  • Squire Derriman – Pantaloon: In Commedia dell'arte, Pantaloon was a greedy merchant obsessed with money and master of Columbine. Despite his cunning, he is often duped by Harlequin. In the English harlequinade, Pantaloon became the elderly father of Columbine, jealously guarding his daughter from suitors. He tries to keep the lovers apart, but is always outwitted by the young hero. Squire Derriman, likewise, is guileful, neurotic, old and wizened. Although he is not Anne’s father or guardian, Anne is his heiress. His fondness for Anne mirrors Pantaloon’s feeling for Columbine.
  • Festus Derriman – Captain: The Captain exaggerated his past exploits, was courageous about the idea of fighting, and cowardly when faced with actual danger. He was usually drunken and incompetent. Festus has all of these characteristics, boasting to Anne, for instance, about his fighting prowess (while demonstrating his incompetence), hiding with the women when there’s a rumour of invasion, and partial to drink.
  • Matilda Johnson – Soubrette: Soubrette was a minor character in Commedia dell’arte, who sometimes married Harlequin, sometimes Pantaloon. Like Matilda, she is characterised by her loose morals, love of life and enjoyment of intrigue.
  • And finally, John Loveday, the Trumpet-Major himself – Pierrot: In Commedia dell’arte, Pierrot was a comic servant character, often naïve, and always heart-broken by his unrequited love for Columbine. The French version of Pierrot became something of a 19th century ‘meme’: a melancholy, white-faced figure, pensive and silent. John Loveday is a thoughtful, simple-hearted man. His pallor is often remarked on, too – a nod at Pierrot’s painted white face.[10]

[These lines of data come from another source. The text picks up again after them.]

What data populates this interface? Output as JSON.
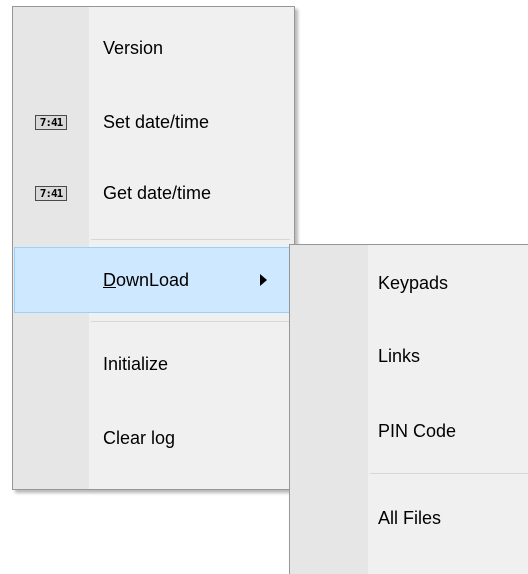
{
  "main_menu": {
    "items": [
      {
        "label": "Version",
        "icon": null
      },
      {
        "label": "Set date/time",
        "icon": "clock-icon",
        "icon_text": "7:41"
      },
      {
        "label": "Get date/time",
        "icon": "clock-icon",
        "icon_text": "7:41"
      },
      {
        "label_mnemonic": "D",
        "label_rest": "ownLoad",
        "has_submenu": true,
        "highlighted": true
      },
      {
        "label": "Initialize"
      },
      {
        "label": "Clear log"
      }
    ]
  },
  "download_submenu": {
    "items": [
      {
        "label": "Keypads"
      },
      {
        "label": "Links"
      },
      {
        "label": "PIN Code"
      },
      {
        "label": "All Files"
      }
    ]
  },
  "colors": {
    "menu_bg": "#f0f0f0",
    "gutter_bg": "#e6e6e6",
    "highlight_bg": "#cde8ff",
    "highlight_border": "#99d1ff"
  }
}
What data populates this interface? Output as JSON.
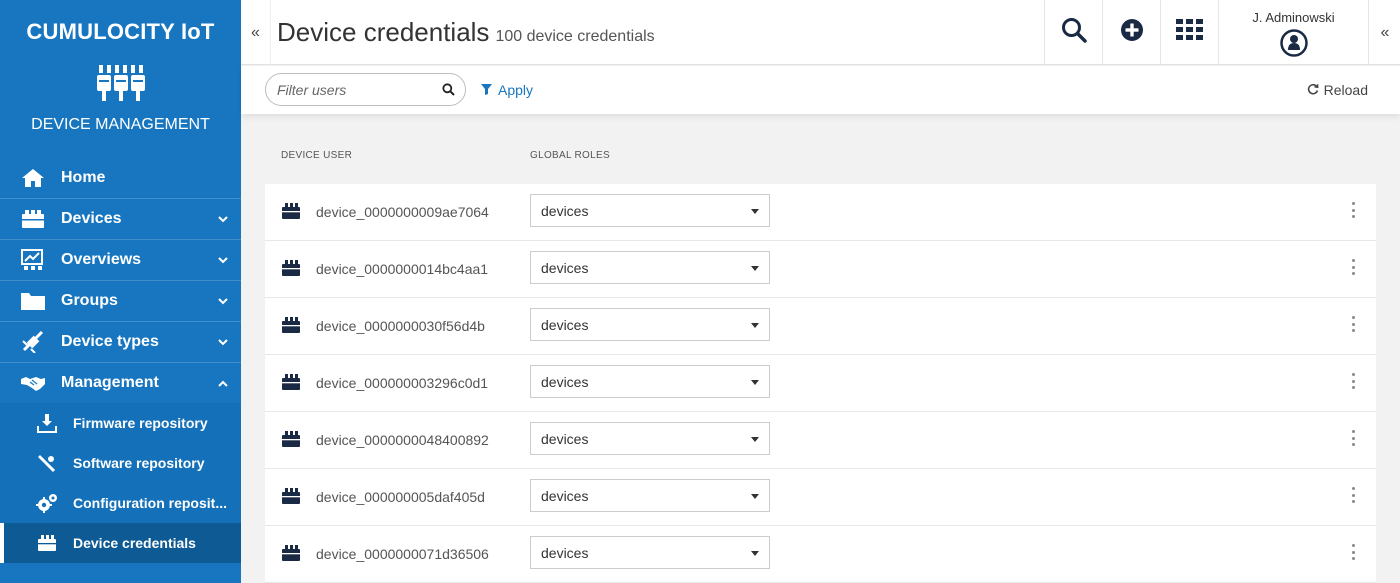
{
  "sidebar": {
    "brand": "CUMULOCITY IoT",
    "app_name": "DEVICE MANAGEMENT",
    "items": [
      {
        "label": "Home",
        "icon": "home-icon"
      },
      {
        "label": "Devices",
        "icon": "devices-icon"
      },
      {
        "label": "Overviews",
        "icon": "overviews-icon"
      },
      {
        "label": "Groups",
        "icon": "folder-icon"
      },
      {
        "label": "Device types",
        "icon": "device-types-icon"
      },
      {
        "label": "Management",
        "icon": "handshake-icon"
      }
    ],
    "sub_items": [
      {
        "label": "Firmware repository",
        "icon": "download-icon"
      },
      {
        "label": "Software repository",
        "icon": "software-icon"
      },
      {
        "label": "Configuration reposit...",
        "icon": "gears-icon"
      },
      {
        "label": "Device credentials",
        "icon": "credentials-icon"
      }
    ],
    "colors": {
      "background": "#1776bf",
      "active": "#0d5a95"
    }
  },
  "header": {
    "collapse_left": "«",
    "title": "Device credentials",
    "subtitle": "100 device credentials",
    "user_name": "J. Adminowski",
    "collapse_right": "«"
  },
  "toolbar": {
    "filter_placeholder": "Filter users",
    "apply_label": "Apply",
    "reload_label": "Reload"
  },
  "table": {
    "columns": [
      "DEVICE USER",
      "GLOBAL ROLES"
    ],
    "rows": [
      {
        "user": "device_0000000009ae7064",
        "role": "devices"
      },
      {
        "user": "device_0000000014bc4aa1",
        "role": "devices"
      },
      {
        "user": "device_0000000030f56d4b",
        "role": "devices"
      },
      {
        "user": "device_000000003296c0d1",
        "role": "devices"
      },
      {
        "user": "device_0000000048400892",
        "role": "devices"
      },
      {
        "user": "device_000000005daf405d",
        "role": "devices"
      },
      {
        "user": "device_0000000071d36506",
        "role": "devices"
      }
    ]
  }
}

Notes[edit]

  1. ^ a b Taylor xx
  2. ^ "Hardy and the Trumpet Major". Dorset Life. 2010. Retrieved 1 December 2013.
  3. ^ a b c Taylor xxi-xxii
  4. ^ Neill 351
  5. ^ Michael Millgate, Thomas Hardy: A Biography (New York: Random House, 1982), pp. 206-7.
  6. ^ Michael Millgate, Thomas Hardy: His Career as a Novelist (New York: Random House, 1971), p. 149.
  7. ^ Evans, Evelyn L; My Father Produced Hardy's Plays. 1964 VG
  8. ^ The Daily News, Thursday November 19th 1908, Dorset Drama: Production of Mr Hardy’s "The Trumpet Major"
  9. ^ Evans, Evelyn L; My Father Produced Hardy's Plays. 1964 VG
  10. ^ Robert Gittings, The Older Hardy, 1980, ISBN 978-0140050493

References[edit]

External links[edit]